## [AIM OF THE EXERCISE]
Select every line below containing the word "subtitle".

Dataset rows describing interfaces
──────────────────────────────
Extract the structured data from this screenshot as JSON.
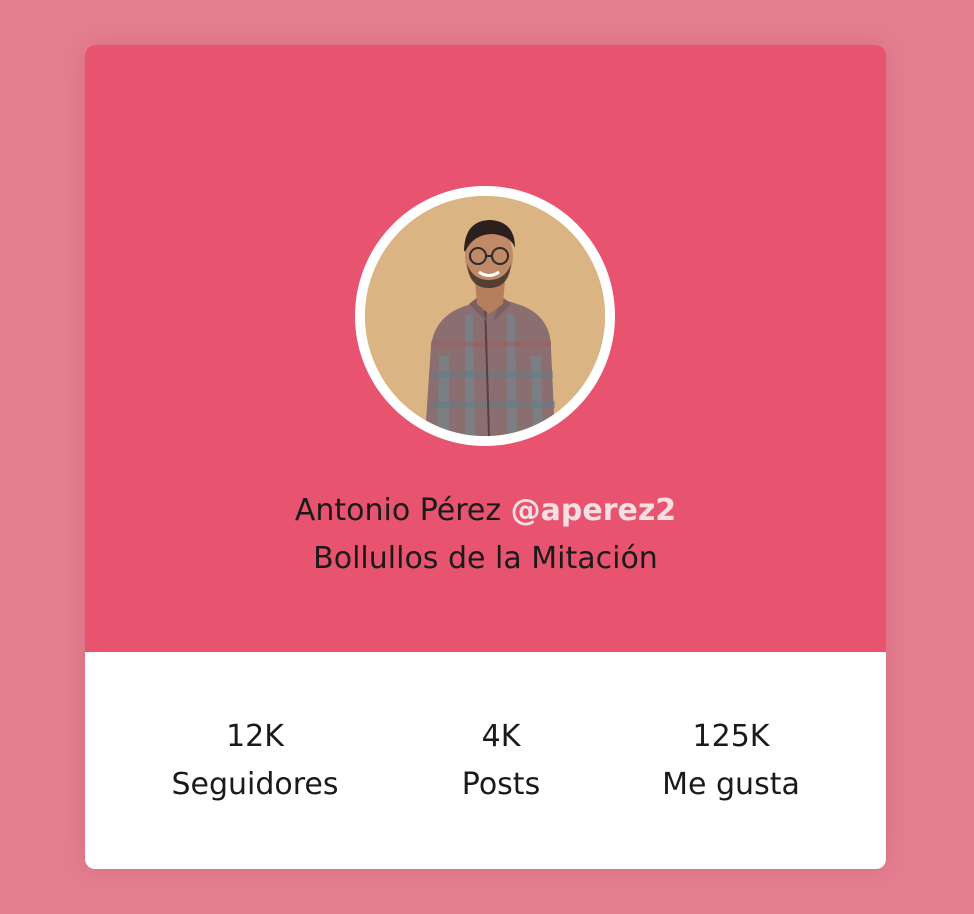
{
  "profile": {
    "name": "Antonio Pérez",
    "handle": "@aperez2",
    "location": "Bollullos de la Mitación",
    "avatar_alt": "profile photo"
  },
  "stats": [
    {
      "value": "12K",
      "label": "Seguidores"
    },
    {
      "value": "4K",
      "label": "Posts"
    },
    {
      "value": "125K",
      "label": "Me gusta"
    }
  ],
  "colors": {
    "page_background": "#e47f91",
    "header_background": "#e8546f",
    "handle_text": "#f6dfe3",
    "card_background": "#ffffff",
    "text": "#1a1a1a"
  }
}
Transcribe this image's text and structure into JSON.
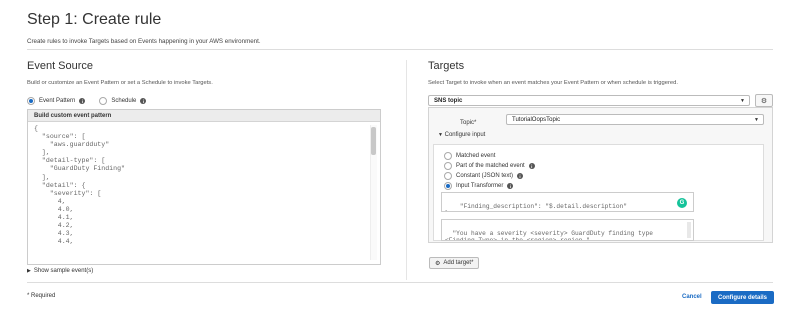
{
  "page": {
    "title": "Step 1: Create rule",
    "subtitle": "Create rules to invoke Targets based on Events happening in your AWS environment."
  },
  "event_source": {
    "title": "Event Source",
    "description": "Build or customize an Event Pattern or set a Schedule to invoke Targets.",
    "options": [
      {
        "label": "Event Pattern",
        "selected": true
      },
      {
        "label": "Schedule",
        "selected": false
      }
    ],
    "pattern_select": "Build custom event pattern",
    "code": "{\n  \"source\": [\n    \"aws.guardduty\"\n  ],\n  \"detail-type\": [\n    \"GuardDuty Finding\"\n  ],\n  \"detail\": {\n    \"severity\": [\n      4,\n      4.0,\n      4.1,\n      4.2,\n      4.3,\n      4.4,",
    "show_sample": "Show sample event(s)"
  },
  "targets": {
    "title": "Targets",
    "description": "Select Target to invoke when an event matches your Event Pattern or when schedule is triggered.",
    "target_type": "SNS topic",
    "topic_label": "Topic*",
    "topic_value": "TutorialOopsTopic",
    "configure_input": "Configure input",
    "input_options": [
      {
        "label": "Matched event",
        "selected": false,
        "info": false
      },
      {
        "label": "Part of the matched event",
        "selected": false,
        "info": true
      },
      {
        "label": "Constant (JSON text)",
        "selected": false,
        "info": true
      },
      {
        "label": "Input Transformer",
        "selected": true,
        "info": true
      }
    ],
    "input_paths_code": "  \"Finding_description\": \"$.detail.description\"\n}",
    "input_template_code": "\"You have a severity <severity> GuardDuty finding type\n<Finding_Type> in the <region> region.\"",
    "add_target": "Add target*"
  },
  "footer": {
    "required": "* Required",
    "cancel": "Cancel",
    "configure": "Configure details"
  },
  "colors": {
    "primary": "#1a6bc4",
    "grammarly": "#15c39a"
  }
}
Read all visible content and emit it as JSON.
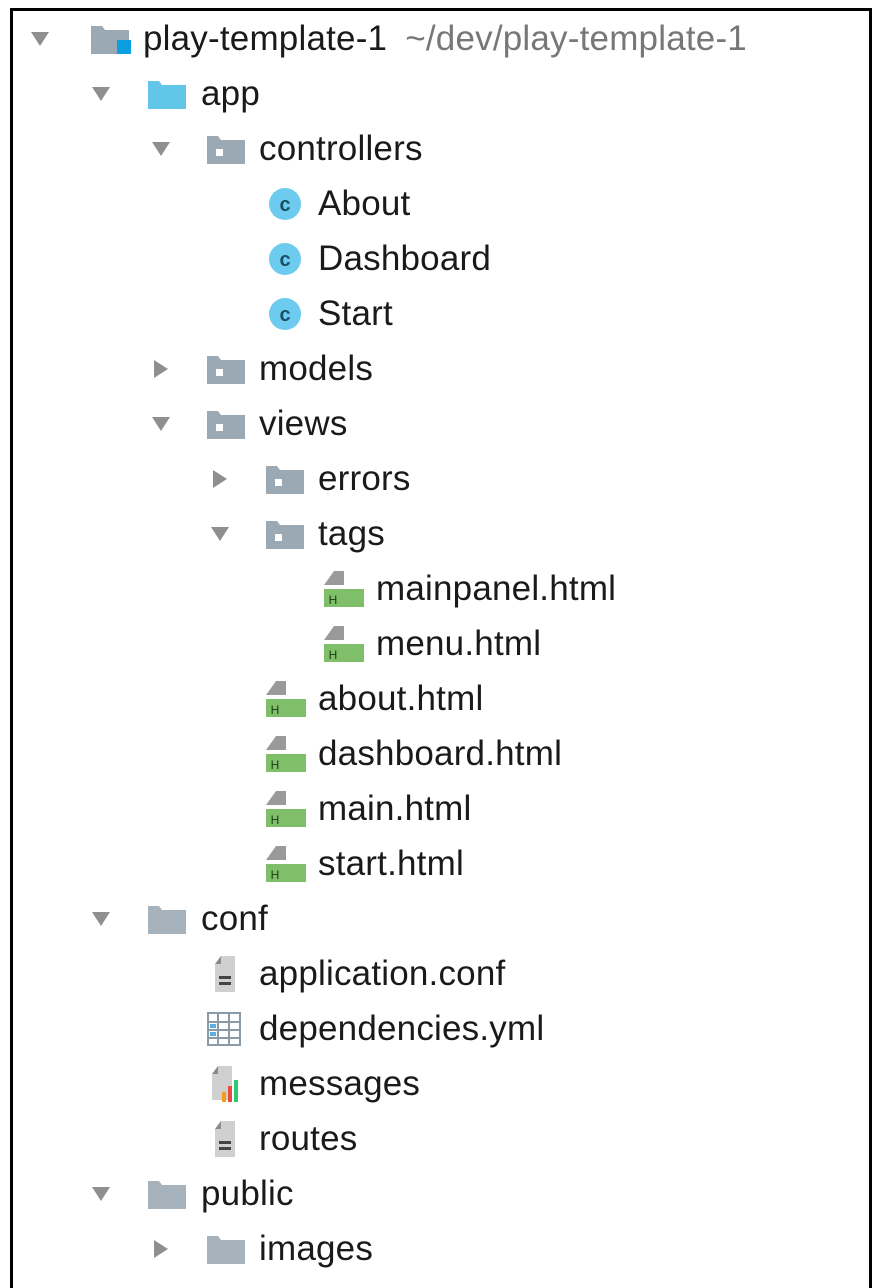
{
  "tree": {
    "root": {
      "label": "play-template-1",
      "path": "~/dev/play-template-1"
    },
    "app": {
      "label": "app",
      "controllers": {
        "label": "controllers",
        "classes": [
          "About",
          "Dashboard",
          "Start"
        ],
        "class_badge": "c"
      },
      "models": {
        "label": "models"
      },
      "views": {
        "label": "views",
        "errors": {
          "label": "errors"
        },
        "tags": {
          "label": "tags",
          "files": [
            "mainpanel.html",
            "menu.html"
          ]
        },
        "files": [
          "about.html",
          "dashboard.html",
          "main.html",
          "start.html"
        ]
      }
    },
    "conf": {
      "label": "conf",
      "files": [
        "application.conf",
        "dependencies.yml",
        "messages",
        "routes"
      ]
    },
    "public": {
      "label": "public",
      "images": {
        "label": "images"
      }
    },
    "html_badge": "H"
  },
  "colors": {
    "app_folder": "#62c6e8",
    "package_folder": "#9aa9b3",
    "plain_folder": "#a6b3bc",
    "class_circle": "#6ccbee",
    "html_badge": "#7fbf6a",
    "module_accent": "#0b9ee0"
  },
  "icons": {
    "expanded": "triangle-down-icon",
    "collapsed": "triangle-right-icon",
    "module": "module-folder-icon",
    "source_folder": "source-folder-icon",
    "package": "package-folder-icon",
    "folder": "folder-icon",
    "class": "class-icon",
    "html": "html-file-icon",
    "text": "text-file-icon",
    "yml": "yml-file-icon",
    "properties": "properties-file-icon"
  }
}
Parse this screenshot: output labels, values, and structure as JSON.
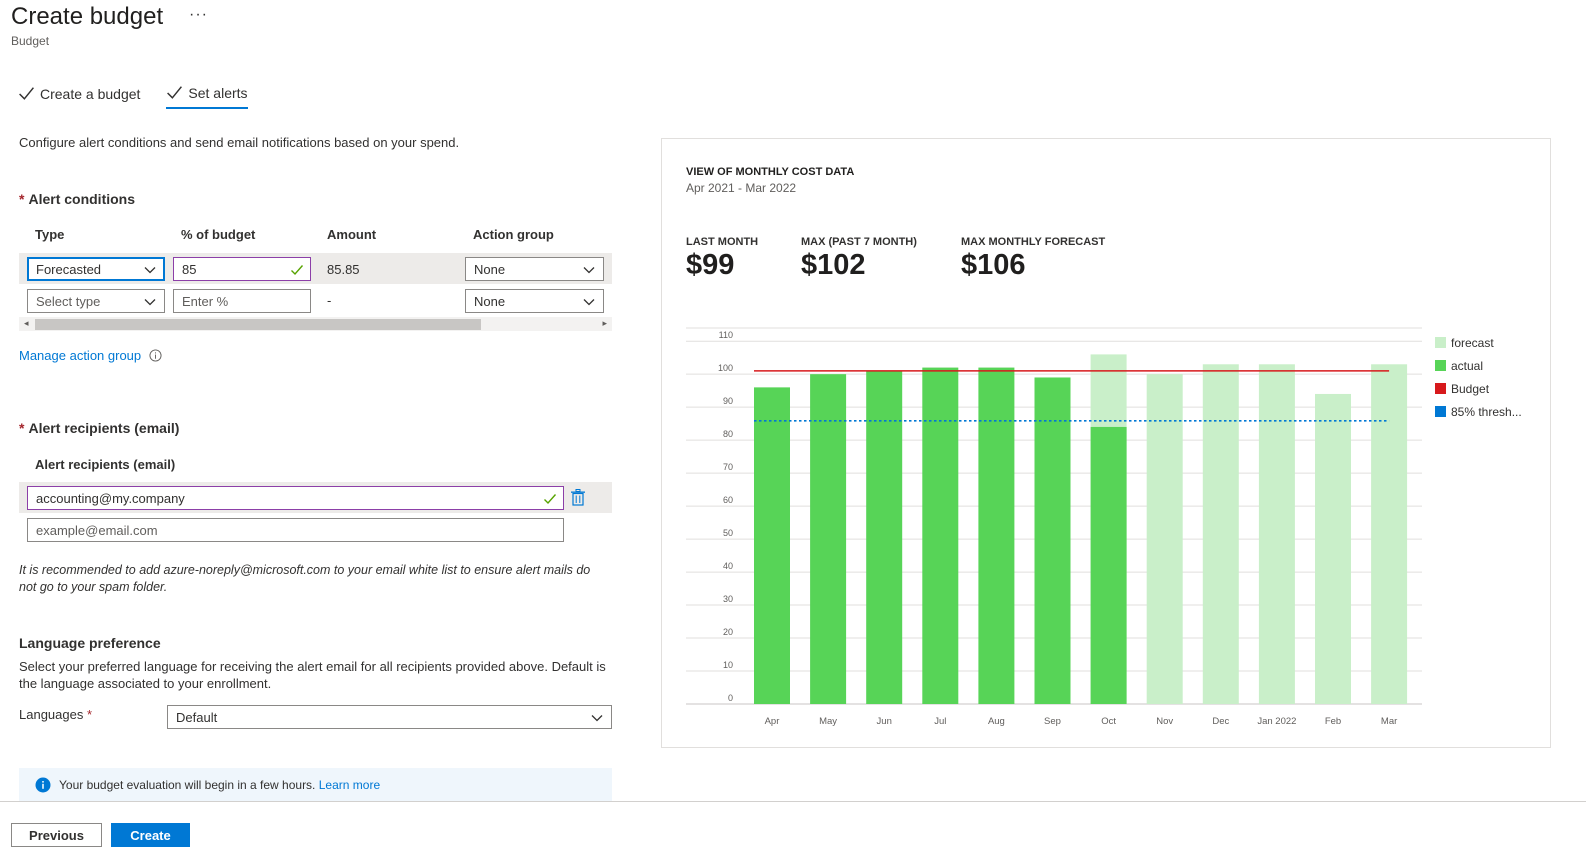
{
  "header": {
    "title": "Create budget",
    "more": "···",
    "subtitle": "Budget"
  },
  "steps": [
    {
      "label": "Create a budget"
    },
    {
      "label": "Set alerts"
    }
  ],
  "description": "Configure alert conditions and send email notifications based on your spend.",
  "alert_conditions": {
    "heading": "Alert conditions",
    "columns": [
      "Type",
      "% of budget",
      "Amount",
      "Action group"
    ],
    "rows": [
      {
        "type": "Forecasted",
        "percent": "85",
        "amount": "85.85",
        "action": "None"
      },
      {
        "type_placeholder": "Select type",
        "percent_placeholder": "Enter %",
        "amount": "-",
        "action": "None"
      }
    ]
  },
  "manage_link": "Manage action group",
  "recipients": {
    "heading": "Alert recipients (email)",
    "label": "Alert recipients (email)",
    "value": "accounting@my.company",
    "placeholder": "example@email.com"
  },
  "whitelist_note": "It is recommended to add azure-noreply@microsoft.com to your email white list to ensure alert mails do not go to your spam folder.",
  "language": {
    "heading": "Language preference",
    "description": "Select your preferred language for receiving the alert email for all recipients provided above. Default is the language associated to your enrollment.",
    "label": "Languages",
    "value": "Default"
  },
  "info_bar": {
    "text": "Your budget evaluation will begin in a few hours.",
    "link": "Learn more"
  },
  "footer": {
    "previous": "Previous",
    "create": "Create"
  },
  "panel": {
    "title": "VIEW OF MONTHLY COST DATA",
    "range": "Apr 2021 - Mar 2022",
    "kpis": [
      {
        "label": "LAST MONTH",
        "value": "$99"
      },
      {
        "label": "MAX (PAST 7 MONTH)",
        "value": "$102"
      },
      {
        "label": "MAX MONTHLY FORECAST",
        "value": "$106"
      }
    ]
  },
  "colors": {
    "actual": "#57d457",
    "forecast": "#c9efc9",
    "budget": "#d7191c",
    "threshold": "#0078d4",
    "accent": "#0078d4"
  },
  "chart_data": {
    "type": "bar",
    "categories": [
      "Apr",
      "May",
      "Jun",
      "Jul",
      "Aug",
      "Sep",
      "Oct",
      "Nov",
      "Dec",
      "Jan 2022",
      "Feb",
      "Mar"
    ],
    "series": [
      {
        "name": "forecast",
        "values": [
          null,
          null,
          null,
          null,
          null,
          null,
          106,
          100,
          103,
          103,
          94,
          103
        ]
      },
      {
        "name": "actual",
        "values": [
          96,
          100,
          101,
          102,
          102,
          99,
          84,
          null,
          null,
          null,
          null,
          null
        ]
      },
      {
        "name": "Budget",
        "values": [
          101,
          101,
          101,
          101,
          101,
          101,
          101,
          101,
          101,
          101,
          101,
          101
        ]
      },
      {
        "name": "85% thresh...",
        "values": [
          85.85,
          85.85,
          85.85,
          85.85,
          85.85,
          85.85,
          85.85,
          85.85,
          85.85,
          85.85,
          85.85,
          85.85
        ]
      }
    ],
    "yticks": [
      0,
      10,
      20,
      30,
      40,
      50,
      60,
      70,
      80,
      90,
      100,
      110
    ],
    "ylim": [
      0,
      114
    ],
    "grid": true,
    "legend": "right"
  }
}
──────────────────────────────
## [COMPLETED TASK]
    "subtitle": "Create rules to invoke Targets based on Events happening in your AWS environment."
    "subtitle": "Budget"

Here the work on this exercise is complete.